» Exercise instructions: A single figure is expected: how many lines of the data that follows contain the word "JSON".

» Extracted information:

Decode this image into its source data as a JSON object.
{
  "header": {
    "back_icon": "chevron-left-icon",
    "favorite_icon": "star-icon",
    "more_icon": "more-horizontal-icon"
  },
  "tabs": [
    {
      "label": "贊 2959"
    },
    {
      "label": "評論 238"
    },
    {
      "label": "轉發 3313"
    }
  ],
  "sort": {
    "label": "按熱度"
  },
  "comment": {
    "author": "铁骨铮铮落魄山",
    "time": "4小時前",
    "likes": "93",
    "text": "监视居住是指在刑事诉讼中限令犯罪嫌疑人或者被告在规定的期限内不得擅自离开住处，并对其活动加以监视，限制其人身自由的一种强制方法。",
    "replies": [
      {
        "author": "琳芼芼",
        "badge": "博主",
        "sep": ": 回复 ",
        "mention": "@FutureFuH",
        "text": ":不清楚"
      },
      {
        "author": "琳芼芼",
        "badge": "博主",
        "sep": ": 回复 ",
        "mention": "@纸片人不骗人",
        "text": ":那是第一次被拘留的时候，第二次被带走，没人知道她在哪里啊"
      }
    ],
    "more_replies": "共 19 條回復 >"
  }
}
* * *
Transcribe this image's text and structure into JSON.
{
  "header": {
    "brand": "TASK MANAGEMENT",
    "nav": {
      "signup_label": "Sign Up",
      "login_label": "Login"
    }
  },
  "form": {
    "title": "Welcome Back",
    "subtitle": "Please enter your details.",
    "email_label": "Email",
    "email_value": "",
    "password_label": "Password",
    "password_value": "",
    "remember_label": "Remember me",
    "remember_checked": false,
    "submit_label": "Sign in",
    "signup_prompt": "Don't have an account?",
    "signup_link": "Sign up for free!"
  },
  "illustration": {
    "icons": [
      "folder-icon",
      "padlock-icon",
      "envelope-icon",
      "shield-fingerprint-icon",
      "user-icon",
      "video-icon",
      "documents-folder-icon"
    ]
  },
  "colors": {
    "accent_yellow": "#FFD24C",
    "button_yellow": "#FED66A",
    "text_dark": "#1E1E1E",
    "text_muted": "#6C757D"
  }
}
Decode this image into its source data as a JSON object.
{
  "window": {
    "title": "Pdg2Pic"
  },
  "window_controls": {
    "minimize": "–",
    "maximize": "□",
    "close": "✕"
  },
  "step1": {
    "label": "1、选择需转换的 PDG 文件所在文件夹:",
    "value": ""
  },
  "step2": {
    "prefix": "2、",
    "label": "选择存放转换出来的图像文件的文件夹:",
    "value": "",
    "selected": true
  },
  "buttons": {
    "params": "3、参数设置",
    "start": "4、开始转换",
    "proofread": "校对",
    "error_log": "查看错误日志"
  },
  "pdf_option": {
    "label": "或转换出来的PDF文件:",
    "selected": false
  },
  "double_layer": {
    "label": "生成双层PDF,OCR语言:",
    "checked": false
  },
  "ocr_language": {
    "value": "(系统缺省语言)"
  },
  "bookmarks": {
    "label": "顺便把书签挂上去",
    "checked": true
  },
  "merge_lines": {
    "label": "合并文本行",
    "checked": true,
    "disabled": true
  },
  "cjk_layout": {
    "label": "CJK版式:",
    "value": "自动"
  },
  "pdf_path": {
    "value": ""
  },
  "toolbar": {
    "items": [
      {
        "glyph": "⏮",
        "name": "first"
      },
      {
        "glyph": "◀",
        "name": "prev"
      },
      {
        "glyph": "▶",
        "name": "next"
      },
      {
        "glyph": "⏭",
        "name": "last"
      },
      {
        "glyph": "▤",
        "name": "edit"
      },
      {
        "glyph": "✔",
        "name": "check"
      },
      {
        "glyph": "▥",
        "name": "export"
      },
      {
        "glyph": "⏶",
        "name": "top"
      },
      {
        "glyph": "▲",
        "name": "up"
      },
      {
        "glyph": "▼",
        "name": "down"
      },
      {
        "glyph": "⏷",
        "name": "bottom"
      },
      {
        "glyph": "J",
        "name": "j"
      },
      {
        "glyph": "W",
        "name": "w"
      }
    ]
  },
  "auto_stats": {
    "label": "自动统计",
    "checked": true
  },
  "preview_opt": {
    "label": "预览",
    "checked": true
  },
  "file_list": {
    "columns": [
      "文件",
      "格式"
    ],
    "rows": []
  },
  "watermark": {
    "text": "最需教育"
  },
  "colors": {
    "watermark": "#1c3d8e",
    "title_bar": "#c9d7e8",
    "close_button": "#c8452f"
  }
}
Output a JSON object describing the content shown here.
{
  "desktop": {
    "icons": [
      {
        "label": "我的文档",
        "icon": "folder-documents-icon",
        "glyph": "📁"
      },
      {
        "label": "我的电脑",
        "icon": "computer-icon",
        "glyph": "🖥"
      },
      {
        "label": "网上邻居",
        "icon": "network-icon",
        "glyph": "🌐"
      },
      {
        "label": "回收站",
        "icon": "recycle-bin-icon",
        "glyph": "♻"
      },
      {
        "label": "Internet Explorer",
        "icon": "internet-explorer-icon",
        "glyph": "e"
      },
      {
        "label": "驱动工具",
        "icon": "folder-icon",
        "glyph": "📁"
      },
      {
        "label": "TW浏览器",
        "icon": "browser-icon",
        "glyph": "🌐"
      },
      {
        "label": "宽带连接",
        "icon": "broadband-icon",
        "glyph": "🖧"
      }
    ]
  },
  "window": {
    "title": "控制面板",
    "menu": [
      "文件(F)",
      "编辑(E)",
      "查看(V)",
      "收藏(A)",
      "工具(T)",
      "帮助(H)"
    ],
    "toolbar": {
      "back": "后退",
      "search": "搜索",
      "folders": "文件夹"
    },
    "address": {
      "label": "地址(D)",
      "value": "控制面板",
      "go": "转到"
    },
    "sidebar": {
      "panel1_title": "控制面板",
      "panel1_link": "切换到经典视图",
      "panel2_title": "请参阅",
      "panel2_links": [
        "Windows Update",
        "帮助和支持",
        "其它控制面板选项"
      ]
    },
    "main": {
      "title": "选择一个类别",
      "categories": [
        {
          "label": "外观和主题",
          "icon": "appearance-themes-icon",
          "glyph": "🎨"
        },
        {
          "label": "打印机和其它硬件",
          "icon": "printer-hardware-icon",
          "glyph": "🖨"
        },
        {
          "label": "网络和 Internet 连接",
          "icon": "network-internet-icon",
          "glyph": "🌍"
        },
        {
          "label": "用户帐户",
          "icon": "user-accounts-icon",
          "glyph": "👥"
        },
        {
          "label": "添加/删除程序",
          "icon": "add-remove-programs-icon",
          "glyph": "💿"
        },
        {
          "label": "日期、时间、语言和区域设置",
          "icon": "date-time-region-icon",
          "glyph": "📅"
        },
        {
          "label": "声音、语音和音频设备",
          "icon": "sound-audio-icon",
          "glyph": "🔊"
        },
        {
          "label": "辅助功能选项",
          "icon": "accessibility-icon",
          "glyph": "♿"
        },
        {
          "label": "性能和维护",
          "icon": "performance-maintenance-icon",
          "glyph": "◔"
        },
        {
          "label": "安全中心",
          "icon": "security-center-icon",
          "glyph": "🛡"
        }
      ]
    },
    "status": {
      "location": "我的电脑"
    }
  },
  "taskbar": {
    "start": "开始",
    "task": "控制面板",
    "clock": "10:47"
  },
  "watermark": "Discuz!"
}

» Solved exercise: 4